After filling in or 'blocking' the basic shadow shapes, giving predominance to the light coming in over his right shoulder, I had used a moistened brush to 'push' the dark pigment from the shadows into the white areas. I preserved paper-white in the highlights only. You can see this effect on his right, forehead area...  those faint brush marks.

W.I.P. no. 3. Background

Here I've used some yellow ocher watersoluble pencil for the background. So as to better integrate the BG with the head, I have also introduced some of this BG color (as reflected light) on the bust itself. In the next/final stage (which is same as the pic posted at the top of this thread) I'll be adding more details.

FINAL stage

Here I've basically darkened certain areas in preference over others e.g. the eyes, the mouth etc., smoothened out the transitions between the variously illuminated areas a bit, and over-all... worked on the 'turning shadows' or terminator shadows (darker area between two illuminated zones) to give the form greater dimensionality. Actually this was the easiest part - work-wise, but I had to be careful so as not to 'equally blacken up' all areas. Since the illumination in the ref was scattered/indefinite... I had to ensure that the bust doesn't end up appearing flat, hence some careful contrast work.

Hope it all made some sense, and thank you so much for reading! :)

Wednesday, October 17, 2012

Figure study, acrylic - Oct '12

50 cm x 35 cm (19.6" x 13.7"), acrylic on canvas paper.

 Ref image by Aimeestock Fitzgerald (aimeestock) in Deviantart. 

Tuesday, October 16, 2012

Skewed viewing

I can't remember this gentleman's name who had posted online (in pictures of his figure sketches snapped from a perspective. I thank him for that. I thought it was, in addition to being a very interesting way to view pictures, also helps test if your proportions still look alright despite the skewed angle of viewing. So I snapped pics of a few of mine as well.

All are on A3 pages, sketched using an assortment of conte and watersolubles. Needless to say, I'm totally indebted to the photographers and models (credits posted below), whose work I've referenced for my studies.








 And just for the sake of comparison (this one with no. f)... taken from the proper angle: sure does exaggerate a few things!

And here's just a couple of additional sketches of the 'non-skewed' variety...

j. charcoal sketch


Thanks for viewing! Credits for the refs belong to the following in DeviantArt :- for nos. a, c, f & h  - Skydancer-stock ; For nos. e, j & k -  proud59; For nos. b, d & g -  I'm not sure, and I'm trying to find out. But heartiest thanks anyway to everyone, for helping extend my education :)

Prelim for Mr Moon's GF

*** UPDATE - final version is posted here ***

Preliminary sketch for a possible future composition - approx A3 size, watersoluble crayons and  pencils.

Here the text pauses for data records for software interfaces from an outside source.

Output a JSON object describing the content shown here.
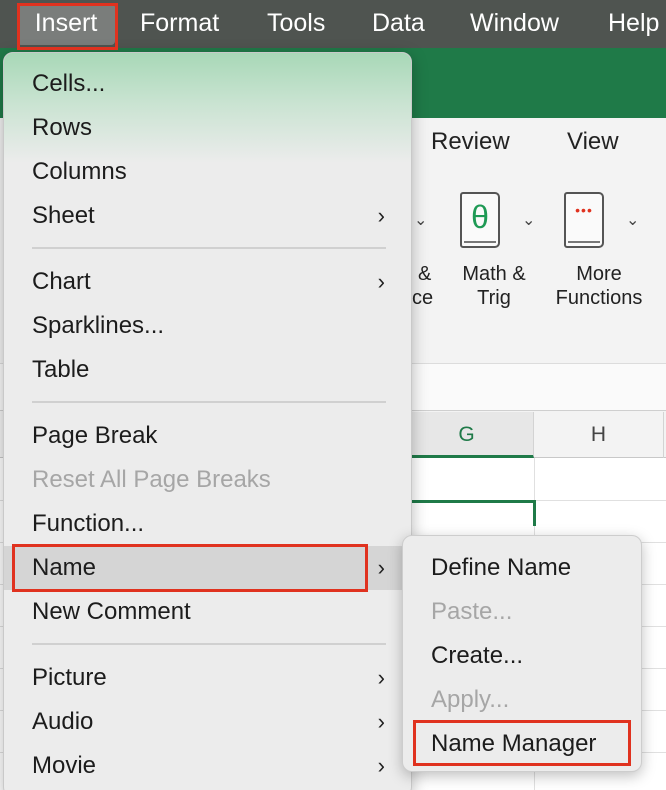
{
  "menubar": {
    "items": [
      "Insert",
      "Format",
      "Tools",
      "Data",
      "Window",
      "Help"
    ]
  },
  "ribbon": {
    "tabs": [
      "Review",
      "View"
    ],
    "partial_label_1": "&",
    "partial_label_2": "ce",
    "math_trig_label_1": "Math &",
    "math_trig_label_2": "Trig",
    "more_functions_label_1": "More",
    "more_functions_label_2": "Functions",
    "math_glyph": "θ",
    "more_glyph": "•••"
  },
  "sheet": {
    "columns": [
      "G",
      "H"
    ]
  },
  "insert_menu": {
    "items": [
      {
        "label": "Cells...",
        "submenu": false,
        "enabled": true
      },
      {
        "label": "Rows",
        "submenu": false,
        "enabled": true
      },
      {
        "label": "Columns",
        "submenu": false,
        "enabled": true
      },
      {
        "label": "Sheet",
        "submenu": true,
        "enabled": true
      },
      {
        "label": "Chart",
        "submenu": true,
        "enabled": true
      },
      {
        "label": "Sparklines...",
        "submenu": false,
        "enabled": true
      },
      {
        "label": "Table",
        "submenu": false,
        "enabled": true
      },
      {
        "label": "Page Break",
        "submenu": false,
        "enabled": true
      },
      {
        "label": "Reset All Page Breaks",
        "submenu": false,
        "enabled": false
      },
      {
        "label": "Function...",
        "submenu": false,
        "enabled": true
      },
      {
        "label": "Name",
        "submenu": true,
        "enabled": true
      },
      {
        "label": "New Comment",
        "submenu": false,
        "enabled": true
      },
      {
        "label": "Picture",
        "submenu": true,
        "enabled": true
      },
      {
        "label": "Audio",
        "submenu": true,
        "enabled": true
      },
      {
        "label": "Movie",
        "submenu": true,
        "enabled": true
      }
    ]
  },
  "name_submenu": {
    "items": [
      {
        "label": "Define Name",
        "enabled": true
      },
      {
        "label": "Paste...",
        "enabled": false
      },
      {
        "label": "Create...",
        "enabled": true
      },
      {
        "label": "Apply...",
        "enabled": false
      },
      {
        "label": "Name Manager",
        "enabled": true
      }
    ]
  },
  "colors": {
    "excel_green": "#1f7a48",
    "highlight_red": "#e0321f",
    "menubar_bg": "#4f5450"
  }
}
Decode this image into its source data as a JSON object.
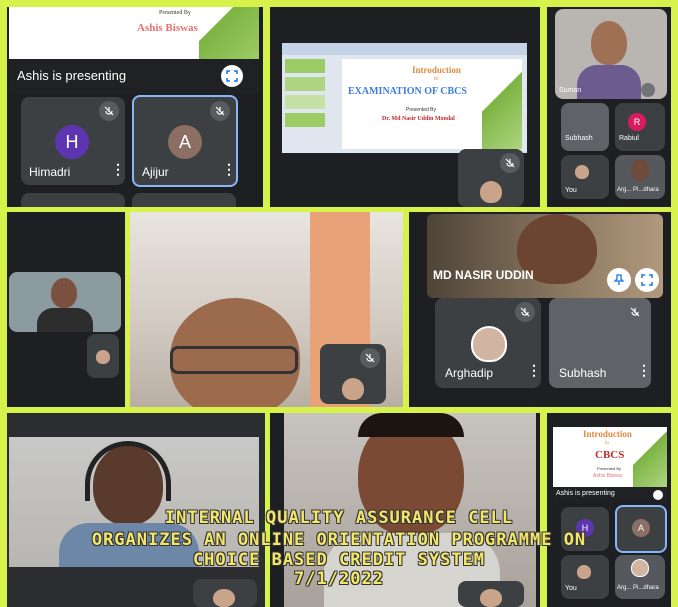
{
  "cell1": {
    "slide_presented_by": "Presented By",
    "slide_name": "Ashis Biswas",
    "presenting_label": "Ashis is presenting",
    "participants": [
      {
        "initial": "H",
        "name": "Himadri",
        "color": "#5e35b1"
      },
      {
        "initial": "A",
        "name": "Ajijur",
        "color": "#8d6e63"
      }
    ]
  },
  "cell2": {
    "slide_intro": "Introduction",
    "slide_to": "to",
    "slide_title": "EXAMINATION OF CBCS",
    "slide_presented_by": "Presented By",
    "slide_presenter": "Dr. Md Nasir Uddin Mondal"
  },
  "cell3": {
    "tiles": [
      {
        "name": "Suman"
      },
      {
        "name": "Subhash"
      },
      {
        "initial": "R",
        "name": "Rabiul",
        "color": "#d81b60"
      },
      {
        "name": "You"
      },
      {
        "name": "Arg... Pi...dhara"
      }
    ]
  },
  "cell5": {
    "speaker_name": "MD NASIR UDDIN",
    "tiles": [
      {
        "name": "Arghadip"
      },
      {
        "name": "Subhash"
      }
    ]
  },
  "cell9": {
    "slide_intro": "Introduction",
    "slide_to": "to",
    "slide_title": "CBCS",
    "slide_presented_by": "Presented By",
    "slide_name": "Ashis Biswas",
    "presenting_label": "Ashis is presenting",
    "tiles": [
      {
        "initial": "H",
        "color": "#5e35b1"
      },
      {
        "initial": "A",
        "color": "#8d6e63"
      },
      {
        "name": "You"
      },
      {
        "name": "Arg... Pi...dhara"
      }
    ]
  },
  "overlay": {
    "line1": "INTERNAL QUALITY ASSURANCE CELL",
    "line2": "ORGANIZES AN ONLINE ORIENTATION PROGRAMME ON",
    "line3": "CHOICE BASED CREDIT SYSTEM",
    "line4": "7/1/2022"
  },
  "colors": {
    "border": "#d7f24a",
    "meet_bg": "#1e1f22",
    "tile_bg": "#3c4043",
    "overlay_text": "#f3e76a"
  }
}
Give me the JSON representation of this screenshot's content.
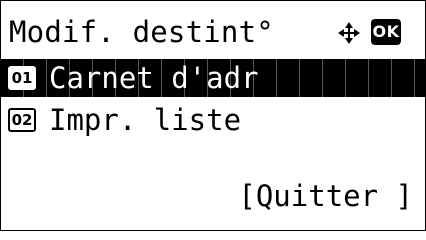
{
  "screen": {
    "title": "Modif. destint°",
    "nav_icon": "four-way-arrow-icon",
    "ok_label": "OK"
  },
  "menu": {
    "items": [
      {
        "number": "01",
        "label": "Carnet d'adr",
        "selected": true
      },
      {
        "number": "02",
        "label": "Impr. liste",
        "selected": false
      }
    ]
  },
  "softkeys": {
    "right_label": "[Quitter ]"
  },
  "colors": {
    "background": "#ffffff",
    "foreground": "#000000"
  }
}
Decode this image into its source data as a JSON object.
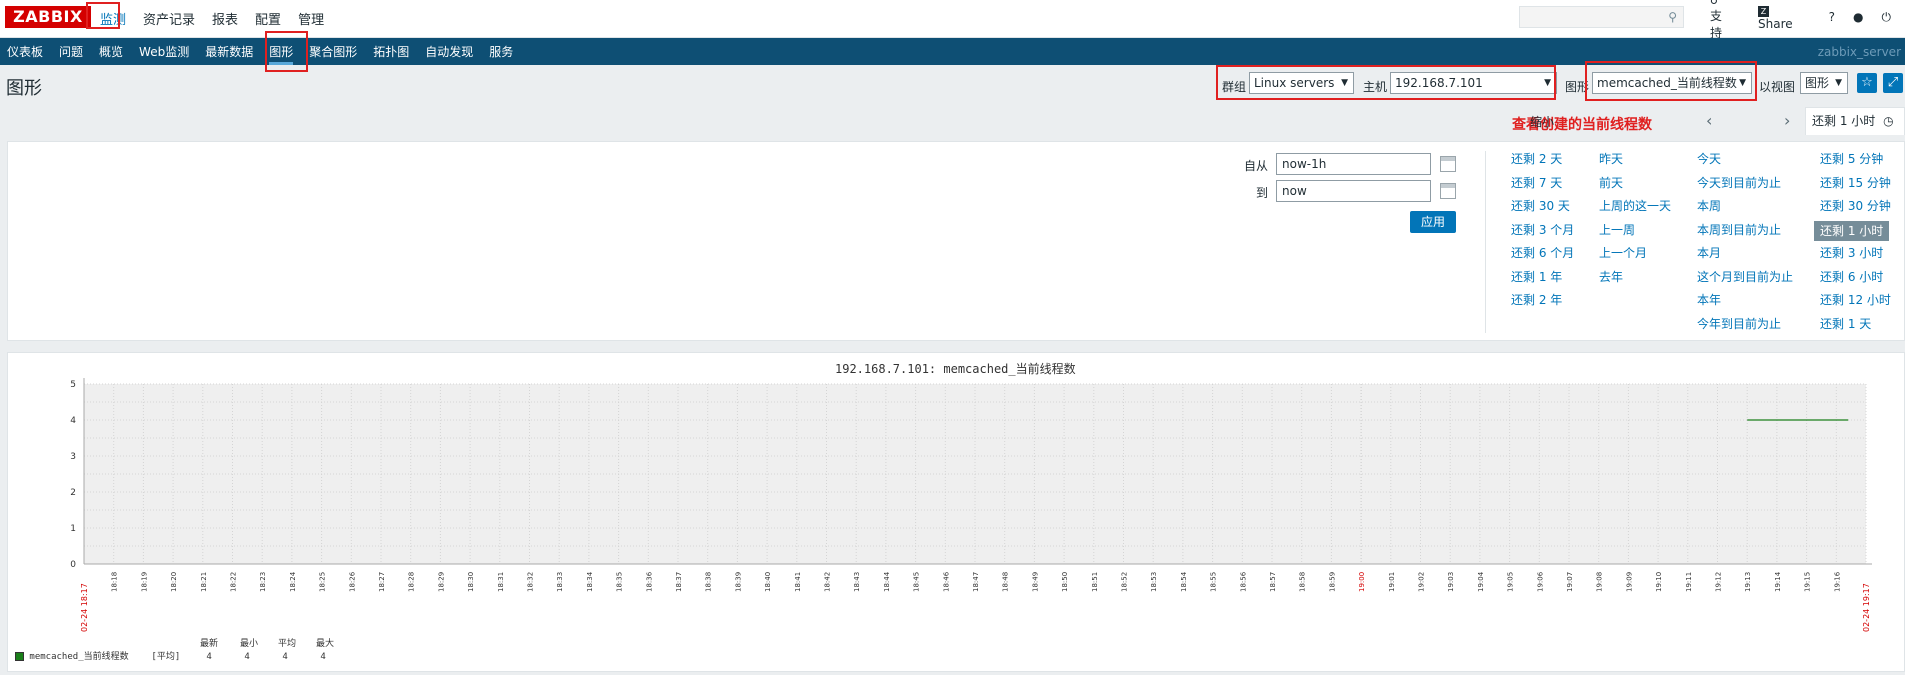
{
  "brand": "ZABBIX",
  "topmenu": [
    "监测",
    "资产记录",
    "报表",
    "配置",
    "管理"
  ],
  "toplinks": {
    "support": "支持",
    "share": "Share",
    "help": "?",
    "user": "user",
    "power": "power"
  },
  "subnav": [
    "仪表板",
    "问题",
    "概览",
    "Web监测",
    "最新数据",
    "图形",
    "聚合图形",
    "拓扑图",
    "自动发现",
    "服务"
  ],
  "server_name": "zabbix_server",
  "page_title": "图形",
  "filters": {
    "group_label": "群组",
    "group_value": "Linux servers",
    "host_label": "主机",
    "host_value": "192.168.7.101",
    "graph_label": "图形",
    "graph_value": "memcached_当前线程数",
    "view_label": "以视图",
    "view_value": "图形"
  },
  "annotation": "查看创建的当前线程数",
  "zoom_label": "缩小",
  "time_tab": "还剩 1 小时",
  "time_from_label": "自从",
  "time_from": "now-1h",
  "time_to_label": "到",
  "time_to": "now",
  "apply_label": "应用",
  "quick_ranges": [
    [
      "还剩 2 天",
      "还剩 7 天",
      "还剩 30 天",
      "还剩 3 个月",
      "还剩 6 个月",
      "还剩 1 年",
      "还剩 2 年"
    ],
    [
      "昨天",
      "前天",
      "上周的这一天",
      "上一周",
      "上一个月",
      "去年"
    ],
    [
      "今天",
      "今天到目前为止",
      "本周",
      "本周到目前为止",
      "本月",
      "这个月到目前为止",
      "本年",
      "今年到目前为止"
    ],
    [
      "还剩 5 分钟",
      "还剩 15 分钟",
      "还剩 30 分钟",
      "还剩 1 小时",
      "还剩 3 小时",
      "还剩 6 小时",
      "还剩 12 小时",
      "还剩 1 天"
    ]
  ],
  "selected_range": "还剩 1 小时",
  "chart_data": {
    "type": "line",
    "title": "192.168.7.101: memcached_当前线程数",
    "ylim": [
      0,
      5
    ],
    "yticks": [
      0,
      1,
      2,
      3,
      4,
      5
    ],
    "x_start_label": "02-24 18:17",
    "x_end_label": "02-24 19:17",
    "x_ticks": [
      "18:18",
      "18:19",
      "18:20",
      "18:21",
      "18:22",
      "18:23",
      "18:24",
      "18:25",
      "18:26",
      "18:27",
      "18:28",
      "18:29",
      "18:30",
      "18:31",
      "18:32",
      "18:33",
      "18:34",
      "18:35",
      "18:36",
      "18:37",
      "18:38",
      "18:39",
      "18:40",
      "18:41",
      "18:42",
      "18:43",
      "18:44",
      "18:45",
      "18:46",
      "18:47",
      "18:48",
      "18:49",
      "18:50",
      "18:51",
      "18:52",
      "18:53",
      "18:54",
      "18:55",
      "18:56",
      "18:57",
      "18:58",
      "18:59",
      "19:00",
      "19:01",
      "19:02",
      "19:03",
      "19:04",
      "19:05",
      "19:06",
      "19:07",
      "19:08",
      "19:09",
      "19:10",
      "19:11",
      "19:12",
      "19:13",
      "19:14",
      "19:15",
      "19:16"
    ],
    "series": [
      {
        "name": "memcached_当前线程数",
        "color": "#1a7f1a",
        "x_start_minutes": 56,
        "x_end_minutes": 59.4,
        "value": 4
      }
    ],
    "legend": {
      "headers": [
        "最新",
        "最小",
        "平均",
        "最大"
      ],
      "func": "[平均]",
      "values": [
        "4",
        "4",
        "4",
        "4"
      ]
    }
  }
}
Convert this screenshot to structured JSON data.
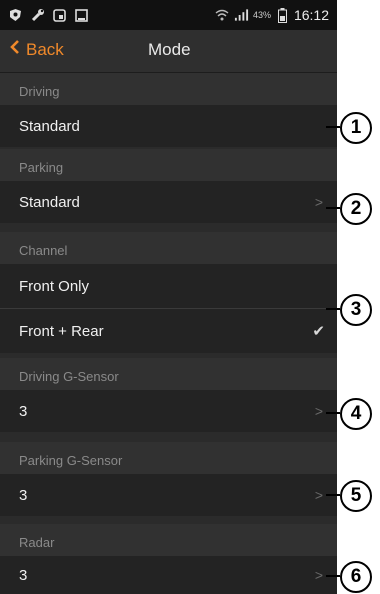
{
  "status_bar": {
    "icons": [
      "shield-icon",
      "wrench-icon",
      "screen-icon",
      "image-icon"
    ],
    "signal_icons": [
      "wifi-icon",
      "signal-icon",
      "battery-icon"
    ],
    "battery_percent": "43%",
    "time": "16:12"
  },
  "header": {
    "back_label": "Back",
    "title": "Mode"
  },
  "sections": {
    "driving": {
      "label": "Driving",
      "value": "Standard"
    },
    "parking": {
      "label": "Parking",
      "value": "Standard"
    },
    "channel": {
      "label": "Channel",
      "option_1": "Front Only",
      "option_2": "Front + Rear",
      "selected": "Front + Rear"
    },
    "driving_gsensor": {
      "label": "Driving G-Sensor",
      "value": "3"
    },
    "parking_gsensor": {
      "label": "Parking G-Sensor",
      "value": "3"
    },
    "radar": {
      "label": "Radar",
      "value": "3"
    }
  },
  "callouts": [
    "1",
    "2",
    "3",
    "4",
    "5",
    "6"
  ],
  "colors": {
    "accent": "#f0892a",
    "background": "#2b2b2b",
    "row": "#232323"
  }
}
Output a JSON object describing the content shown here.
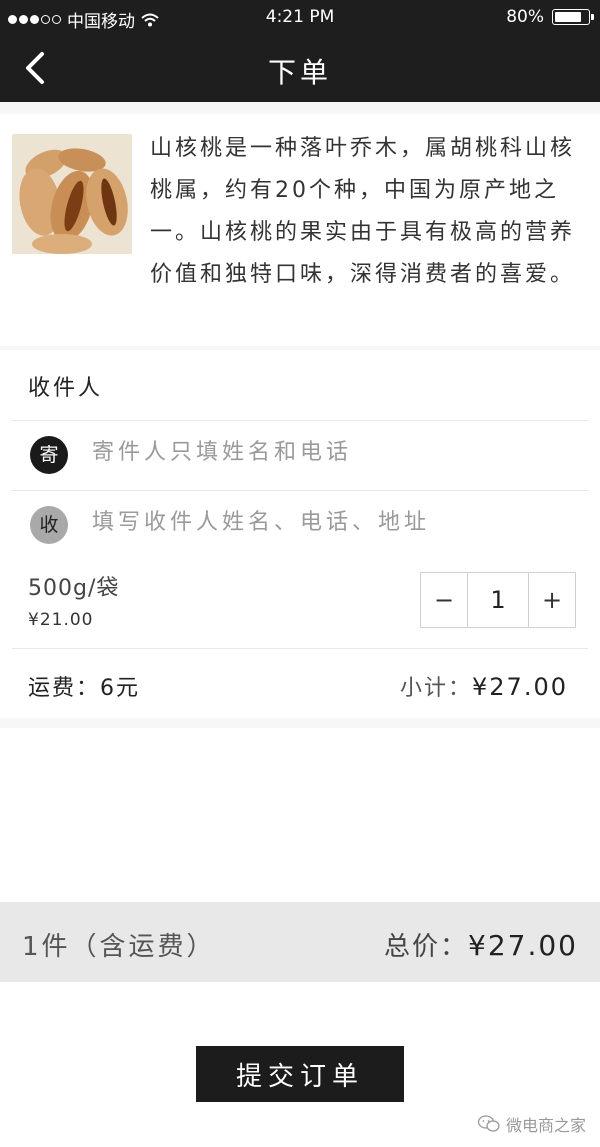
{
  "status_bar": {
    "carrier": "中国移动",
    "time": "4:21 PM",
    "battery_text": "80%",
    "battery_level": 0.8,
    "signal_icon": "signal-dots-icon",
    "wifi_icon": "wifi-icon"
  },
  "nav": {
    "title": "下单",
    "back_icon": "chevron-left-icon"
  },
  "product": {
    "image_icon": "pecan-photo",
    "description": "山核桃是一种落叶乔木，属胡桃科山核桃属，约有20个种，中国为原产地之一。山核桃的果实由于具有极高的营养价值和独特口味，深得消费者的喜爱。"
  },
  "recipient": {
    "section_title": "收件人",
    "sender_badge": "寄",
    "sender_placeholder": "寄件人只填姓名和电话",
    "receiver_badge": "收",
    "receiver_placeholder": "填写收件人姓名、电话、地址"
  },
  "item": {
    "unit": "500g/袋",
    "price": "¥21.00",
    "quantity": "1",
    "minus": "−",
    "plus": "+"
  },
  "fees": {
    "shipping": "运费：6元",
    "subtotal_label": "小计：",
    "subtotal_value": "¥27.00"
  },
  "total_bar": {
    "count": "1件（含运费）",
    "total_label": "总价：",
    "total_value": "¥27.00"
  },
  "submit_label": "提交订单",
  "watermark": "微电商之家",
  "colors": {
    "header": "#1e1e1e",
    "button": "#1c1c1c",
    "total_bar": "#e8e8e8"
  }
}
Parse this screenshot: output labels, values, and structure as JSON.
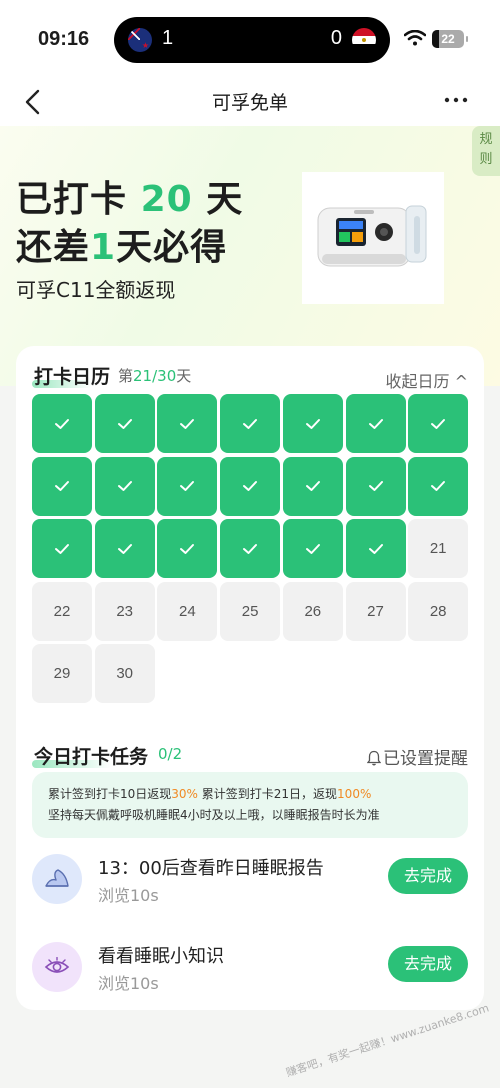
{
  "status": {
    "time": "09:16",
    "score_left": "1",
    "score_right": "0",
    "battery": "22",
    "battery_level": 0.22
  },
  "nav": {
    "title": "可孚免单"
  },
  "hero": {
    "rules_label_1": "规",
    "rules_label_2": "则",
    "line1_prefix": "已打卡",
    "line1_days": "20",
    "line1_suffix": "天",
    "line2_prefix": "还差",
    "line2_days": "1",
    "line2_suffix": "天必得",
    "subtitle": "可孚C11全额返现"
  },
  "calendar": {
    "title": "打卡日历",
    "progress_prefix": "第",
    "progress_value": "21/30",
    "progress_suffix": "天",
    "collapse_label": "收起日历 ^",
    "days": [
      {
        "label": "",
        "done": true
      },
      {
        "label": "",
        "done": true
      },
      {
        "label": "",
        "done": true
      },
      {
        "label": "",
        "done": true
      },
      {
        "label": "",
        "done": true
      },
      {
        "label": "",
        "done": true
      },
      {
        "label": "",
        "done": true
      },
      {
        "label": "",
        "done": true
      },
      {
        "label": "",
        "done": true
      },
      {
        "label": "",
        "done": true
      },
      {
        "label": "",
        "done": true
      },
      {
        "label": "",
        "done": true
      },
      {
        "label": "",
        "done": true
      },
      {
        "label": "",
        "done": true
      },
      {
        "label": "",
        "done": true
      },
      {
        "label": "",
        "done": true
      },
      {
        "label": "",
        "done": true
      },
      {
        "label": "",
        "done": true
      },
      {
        "label": "",
        "done": true
      },
      {
        "label": "",
        "done": true
      },
      {
        "label": "21",
        "done": false
      },
      {
        "label": "22",
        "done": false
      },
      {
        "label": "23",
        "done": false
      },
      {
        "label": "24",
        "done": false
      },
      {
        "label": "25",
        "done": false
      },
      {
        "label": "26",
        "done": false
      },
      {
        "label": "27",
        "done": false
      },
      {
        "label": "28",
        "done": false
      },
      {
        "label": "29",
        "done": false
      },
      {
        "label": "30",
        "done": false
      }
    ]
  },
  "tasks": {
    "title": "今日打卡任务",
    "progress": "0/2",
    "reminder_label": "已设置提醒",
    "notice": {
      "p1": "累计签到打卡10日返现",
      "p1_pct": "30%",
      "p2": " 累计签到打卡21日，返现",
      "p2_pct": "100%",
      "line2": "坚持每天佩戴呼吸机睡眠4小时及以上哦，以睡眠报告时长为准"
    },
    "items": [
      {
        "icon": "moon-icon",
        "name": "13：00后查看昨日睡眠报告",
        "meta": "浏览10s",
        "button": "去完成"
      },
      {
        "icon": "eye-icon",
        "name": "看看睡眠小知识",
        "meta": "浏览10s",
        "button": "去完成"
      }
    ]
  },
  "watermark": "赚客吧，有奖一起赚！www.zuanke8.com",
  "colors": {
    "accent": "#2bc178",
    "orange": "#f08a24"
  }
}
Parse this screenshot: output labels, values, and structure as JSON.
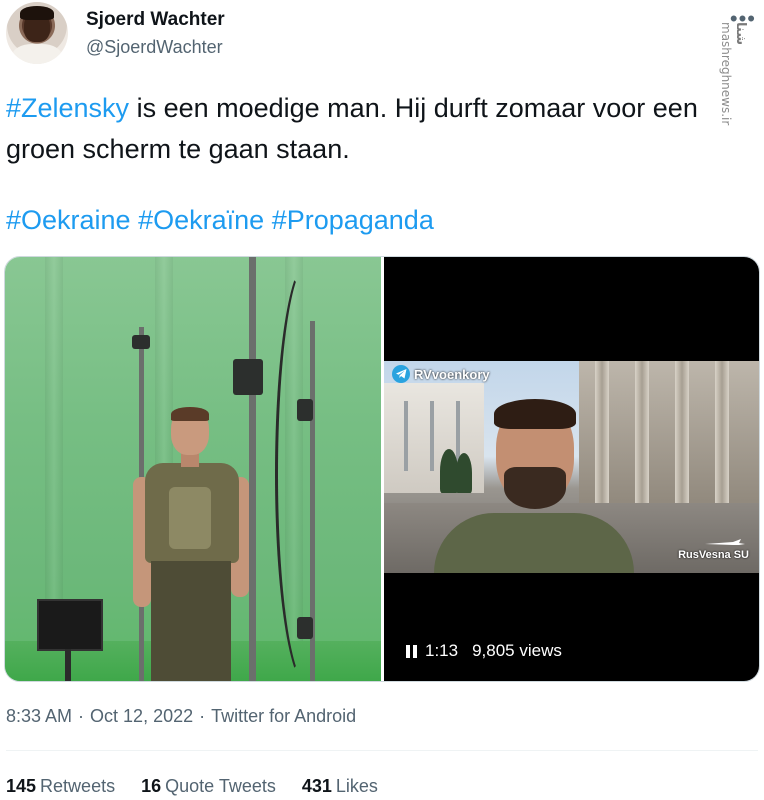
{
  "author": {
    "display_name": "Sjoerd Wachter",
    "handle": "@SjoerdWachter"
  },
  "more_icon": "more-horizontal-icon",
  "watermark": {
    "logo_text": "شنا",
    "site_text": "mashreghnews.ir"
  },
  "tweet": {
    "hashtag_1": "#Zelensky",
    "text_1": " is een moedige man. Hij durft zomaar voor een groen scherm te gaan staan.",
    "hashtags": [
      "#Oekraine",
      "#Oekraïne",
      "#Propaganda"
    ]
  },
  "media": {
    "video": {
      "channel_label": "RVvoenkory",
      "channel_icon": "telegram-icon",
      "corner_watermark": "RusVesna SU",
      "duration": "1:13",
      "views": "9,805 views"
    }
  },
  "meta": {
    "time": "8:33 AM",
    "date": "Oct 12, 2022",
    "source": "Twitter for Android",
    "separator": "·"
  },
  "stats": {
    "retweets_count": "145",
    "retweets_label": "Retweets",
    "quote_count": "16",
    "quote_label": "Quote Tweets",
    "likes_count": "431",
    "likes_label": "Likes"
  },
  "colors": {
    "link": "#1d9bf0",
    "secondary_text": "#536471",
    "primary_text": "#0f1419"
  }
}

BTW, those are finger cymbals in her hand... tiny things attached via a loop to the middle finger and thumb. This was referenced from a partial picture kindly provided by a dear friend.

Sunday, October 7, 2012

Horsey Figures - 3

Horses are people too :)

As stated in previous posts on horses, I do find a lot of similarity between drawing humans and horses. The proportional issues can be dealt with likewise, e.g. by using head length as unit for measurement, and the muscle/skeletal topography is quite analogous. In addition, its a pleasure to draw the great sweeping curves in horses, and try to depict the throbbing, restless sense of vitality.So here goes, a series of sketches made in the last few days...

All in A3 size paper, using conte, charcoal, pastels and watersoluble crayons/pencils. Ref images, unless otherwise stated, by Breathless-dk on deviantart. Please click to view at FULL size.